Sessions’ memo drew a swift and angry response from some members of Congress.

“This reported action directly contradicts what Attorney General Sessions told me prior to his confirmation. With no prior notice to Congress, the Justice Department has trampled on the will of the voters in CO and other states,” Sen. Cory Gardner (R-CO) said in a tweet. “I am prepared to take all steps necessary, including holding DOJ nominees, until the Attorney General lives up to the commitment he made to me prior to his confirmation.”

“This is outrageous. Going against the majority of Americans -- including a majority of Republican voters -- who want the federal government to stay out of the way is perhaps one of the stupidest decisions the Attorney General has made,” said Rep. Earl Blumenauer (D-OR), one of the co-authors of the Rohrabacher-Blumenauer amendment.

“One wonders if Trump was consulted -- it is Jeff Sessions after all -- because this would violate his campaign promise not to interfere with state marijuana laws.”

In an interview during the 2016 campaign, President Trump said he would not change the federal enforcement policy on marijuana. “I wouldn’t do that, no,” Trump said. “I think it’s up to the states. I’m a states’ person. I think it’s up to the states, absolutely.”

According to a recent Gallup Poll, 64% of Americans say marijuana should be legalized. The issue has broad bipartisan support, with 51% of Republicans and 72% of Democrats supporting legalization.

“The rollback of this policy towards state legalized marijuana will only create chaos and confusion for an industry that is currently responsible for creating over 150,000 American jobs and generating countless millions in state tax revenue. This instability will only push consumer dollars away from these state sanctioned businesses and back into the hands of criminal elements," said Erik Altieri, NORML Executive Director.

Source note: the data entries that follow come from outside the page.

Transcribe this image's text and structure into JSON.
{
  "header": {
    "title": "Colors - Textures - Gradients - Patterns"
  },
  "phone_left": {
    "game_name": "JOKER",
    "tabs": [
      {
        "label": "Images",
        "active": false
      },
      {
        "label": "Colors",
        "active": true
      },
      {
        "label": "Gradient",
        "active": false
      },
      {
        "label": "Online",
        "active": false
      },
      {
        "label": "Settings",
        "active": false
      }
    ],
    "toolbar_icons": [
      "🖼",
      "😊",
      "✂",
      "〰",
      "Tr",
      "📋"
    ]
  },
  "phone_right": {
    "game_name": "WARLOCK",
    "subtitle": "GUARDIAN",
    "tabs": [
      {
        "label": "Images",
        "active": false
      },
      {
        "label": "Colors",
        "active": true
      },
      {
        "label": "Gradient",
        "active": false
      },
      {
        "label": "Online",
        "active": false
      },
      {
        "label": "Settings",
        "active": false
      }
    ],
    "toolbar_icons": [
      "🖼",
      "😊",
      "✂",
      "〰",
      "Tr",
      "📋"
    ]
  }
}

"This is not just bad policy, but awful politics and the Trump Administration should brace itself for the public backlash it will no doubt generate."